Once those changes are made, the budget should be recalculated. If the needed funds are still not available, and I mean without borrowing, then further cuts would need to be made to the staffing people and the actual programs.
This would be a reasonable approach to spending taxpayer’s money. It is not the system in place today.
Donald Butler, Warren
Chamber had a different view
I am writing to set the record straight regarding a recent letter to the editor written by Austintown Township Trustee Lisa Oles. In the letter Trustee Oles said that the Regional Chamber supported the idea of imposing income taxes on employees of existing businesses in Austintown via a JEDD agreement with the city of Youngstown. The Regional Chamber never supported such a proposal and certainly never advocated for the city’s proposal with anyone. The city made its proposal without input from the Regional Chamber, and the proposal was pretty much dead on arrival when presented to local jurisdictions.
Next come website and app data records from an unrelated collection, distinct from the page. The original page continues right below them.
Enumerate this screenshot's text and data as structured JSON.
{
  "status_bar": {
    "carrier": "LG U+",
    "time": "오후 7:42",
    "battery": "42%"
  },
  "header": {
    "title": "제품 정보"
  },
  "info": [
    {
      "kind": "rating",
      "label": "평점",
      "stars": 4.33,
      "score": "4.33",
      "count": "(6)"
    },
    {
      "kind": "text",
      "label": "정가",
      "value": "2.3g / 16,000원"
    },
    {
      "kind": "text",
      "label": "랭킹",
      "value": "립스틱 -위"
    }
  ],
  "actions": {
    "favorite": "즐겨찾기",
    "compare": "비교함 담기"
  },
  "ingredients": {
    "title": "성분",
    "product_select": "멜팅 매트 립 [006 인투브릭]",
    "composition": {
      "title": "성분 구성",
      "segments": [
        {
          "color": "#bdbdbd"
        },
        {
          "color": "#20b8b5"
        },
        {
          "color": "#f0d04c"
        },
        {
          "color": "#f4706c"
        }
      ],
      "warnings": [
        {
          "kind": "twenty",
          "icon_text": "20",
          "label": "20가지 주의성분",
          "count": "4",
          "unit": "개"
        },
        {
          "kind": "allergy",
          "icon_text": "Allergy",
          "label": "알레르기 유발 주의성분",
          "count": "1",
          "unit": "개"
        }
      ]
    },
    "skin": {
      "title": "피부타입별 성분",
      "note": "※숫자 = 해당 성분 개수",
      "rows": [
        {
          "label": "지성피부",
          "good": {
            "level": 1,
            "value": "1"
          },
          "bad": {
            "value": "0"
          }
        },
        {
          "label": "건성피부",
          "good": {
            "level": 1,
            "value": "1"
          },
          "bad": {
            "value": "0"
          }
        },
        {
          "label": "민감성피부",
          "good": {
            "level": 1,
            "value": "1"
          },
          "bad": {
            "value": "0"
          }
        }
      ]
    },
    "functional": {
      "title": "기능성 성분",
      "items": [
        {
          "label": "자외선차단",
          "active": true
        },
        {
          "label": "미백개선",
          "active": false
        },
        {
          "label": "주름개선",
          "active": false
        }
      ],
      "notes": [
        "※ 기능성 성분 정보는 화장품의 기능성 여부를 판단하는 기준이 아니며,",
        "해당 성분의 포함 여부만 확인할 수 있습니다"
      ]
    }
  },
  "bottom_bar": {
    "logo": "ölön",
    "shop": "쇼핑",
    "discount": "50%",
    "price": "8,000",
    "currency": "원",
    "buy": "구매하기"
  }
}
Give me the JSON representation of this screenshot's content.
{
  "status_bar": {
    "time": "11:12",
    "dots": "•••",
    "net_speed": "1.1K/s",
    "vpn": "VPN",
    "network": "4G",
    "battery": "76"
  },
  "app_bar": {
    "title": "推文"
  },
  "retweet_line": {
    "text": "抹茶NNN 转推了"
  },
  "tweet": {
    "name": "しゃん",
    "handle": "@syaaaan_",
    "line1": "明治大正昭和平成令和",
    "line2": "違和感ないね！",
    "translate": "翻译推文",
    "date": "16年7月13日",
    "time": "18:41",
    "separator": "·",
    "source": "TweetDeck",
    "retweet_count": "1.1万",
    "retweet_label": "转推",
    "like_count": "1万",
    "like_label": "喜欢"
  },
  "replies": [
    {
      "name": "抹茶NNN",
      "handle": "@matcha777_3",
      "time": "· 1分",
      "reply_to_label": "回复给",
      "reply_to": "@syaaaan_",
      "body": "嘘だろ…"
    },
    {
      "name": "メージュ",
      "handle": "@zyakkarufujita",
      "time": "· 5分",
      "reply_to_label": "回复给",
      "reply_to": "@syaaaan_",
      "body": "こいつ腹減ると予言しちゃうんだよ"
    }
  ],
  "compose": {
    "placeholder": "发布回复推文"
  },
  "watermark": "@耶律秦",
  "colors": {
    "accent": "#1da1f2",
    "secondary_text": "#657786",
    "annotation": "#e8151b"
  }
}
During that time and since then, the Chamber has promoted the idea of regional collaboration and regional cooperation among neighboring communities in the Mahoning Valley. We have said that such endeavors, including such items as shared services and Joint Economic Development Districts, should be done if they are mutually beneficial to all communities involved. In other words, any such ventures should be win-win situations much as it has been for the cities of Youngstown and Girard, which approved a cooperative agreement that paved the way for the $650 million V&M expansion. Both communities are reaping significant benefits from their decision to collaborate.
We continue to cite the need for elected officials to take the lead in setting aside long-standing parochial interests to embark on initiatives with other communities to save the taxpayers money and spur economic development and jobs in the Valley.
Tony Paglia, Youngstown
The writer is a vice president of the Regional Chamber.
Questioning Kasich’s priorities
In 1997, the Ohio Supreme Court declared the state’s funding for education unconstitutional. Gov. John Kasich said his budget will “put more money into the classroom.” Whose classrooms? Public schools or charter schools?
He is contradicting reports he released that show a $2 billion cut in education funding from this fiscal year to the end of 2013. Some report the cuts as large as $3 billion. He does, however, increase money to charter schools and the voucher program that use our public school tax dollars to pay for private school tuition.
Gov. Kasich’s budget to increase public tax money to failing charter schools is unacceptable and also unconstitutional.
These cuts in state funding will force local school districts to put on higher tax levies to maintain school programs that are needed by our children. Ohio families need investments to be made into our public schools to maintain quality education where it is needed.
Ed Freisen, Newton Falls